[Data entries]

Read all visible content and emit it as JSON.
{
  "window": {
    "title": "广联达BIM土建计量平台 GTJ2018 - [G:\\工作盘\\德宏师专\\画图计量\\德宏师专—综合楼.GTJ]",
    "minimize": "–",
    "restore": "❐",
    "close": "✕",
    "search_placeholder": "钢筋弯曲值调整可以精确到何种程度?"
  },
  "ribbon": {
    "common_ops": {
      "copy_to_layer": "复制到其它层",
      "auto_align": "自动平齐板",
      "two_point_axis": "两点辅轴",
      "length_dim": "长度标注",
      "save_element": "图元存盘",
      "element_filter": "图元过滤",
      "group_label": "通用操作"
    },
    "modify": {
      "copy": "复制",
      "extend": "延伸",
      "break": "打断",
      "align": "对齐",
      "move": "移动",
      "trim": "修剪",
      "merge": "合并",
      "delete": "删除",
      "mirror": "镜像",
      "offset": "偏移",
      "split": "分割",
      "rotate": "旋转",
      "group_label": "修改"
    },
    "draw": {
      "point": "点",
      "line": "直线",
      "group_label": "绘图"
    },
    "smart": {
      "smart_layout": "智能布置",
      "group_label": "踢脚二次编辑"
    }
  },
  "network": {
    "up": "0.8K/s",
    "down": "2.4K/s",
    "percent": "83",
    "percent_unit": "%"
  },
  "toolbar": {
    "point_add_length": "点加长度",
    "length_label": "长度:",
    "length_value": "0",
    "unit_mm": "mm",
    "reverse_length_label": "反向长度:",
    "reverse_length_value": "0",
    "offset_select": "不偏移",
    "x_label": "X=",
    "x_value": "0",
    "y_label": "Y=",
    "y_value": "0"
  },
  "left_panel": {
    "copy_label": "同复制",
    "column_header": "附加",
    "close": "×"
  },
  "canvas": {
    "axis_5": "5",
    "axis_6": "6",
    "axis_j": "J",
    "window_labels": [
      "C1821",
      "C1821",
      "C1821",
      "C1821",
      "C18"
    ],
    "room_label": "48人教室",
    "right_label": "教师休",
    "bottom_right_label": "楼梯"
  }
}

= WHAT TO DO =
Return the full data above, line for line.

= SOLUTION FOR THIS EXERCISE =
Read all visible content and emit it as JSON.
{
  "window": {
    "title": "广联达BIM土建计量平台 GTJ2018 - [G:\\工作盘\\德宏师专\\画图计量\\德宏师专—综合楼.GTJ]",
    "minimize": "–",
    "restore": "❐",
    "close": "✕",
    "search_placeholder": "钢筋弯曲值调整可以精确到何种程度?"
  },
  "ribbon": {
    "common_ops": {
      "copy_to_layer": "复制到其它层",
      "auto_align": "自动平齐板",
      "two_point_axis": "两点辅轴",
      "length_dim": "长度标注",
      "save_element": "图元存盘",
      "element_filter": "图元过滤",
      "group_label": "通用操作"
    },
    "modify": {
      "copy": "复制",
      "extend": "延伸",
      "break": "打断",
      "align": "对齐",
      "move": "移动",
      "trim": "修剪",
      "merge": "合并",
      "delete": "删除",
      "mirror": "镜像",
      "offset": "偏移",
      "split": "分割",
      "rotate": "旋转",
      "group_label": "修改"
    },
    "draw": {
      "point": "点",
      "line": "直线",
      "group_label": "绘图"
    },
    "smart": {
      "smart_layout": "智能布置",
      "group_label": "踢脚二次编辑"
    }
  },
  "network": {
    "up": "0.8K/s",
    "down": "2.4K/s",
    "percent": "83",
    "percent_unit": "%"
  },
  "toolbar": {
    "point_add_length": "点加长度",
    "length_label": "长度:",
    "length_value": "0",
    "unit_mm": "mm",
    "reverse_length_label": "反向长度:",
    "reverse_length_value": "0",
    "offset_select": "不偏移",
    "x_label": "X=",
    "x_value": "0",
    "y_label": "Y=",
    "y_value": "0"
  },
  "left_panel": {
    "copy_label": "同复制",
    "column_header": "附加",
    "close": "×"
  },
  "canvas": {
    "axis_5": "5",
    "axis_6": "6",
    "axis_j": "J",
    "window_labels": [
      "C1821",
      "C1821",
      "C1821",
      "C1821",
      "C18"
    ],
    "room_label": "48人教室",
    "right_label": "教师休",
    "bottom_right_label": "楼梯"
  }
}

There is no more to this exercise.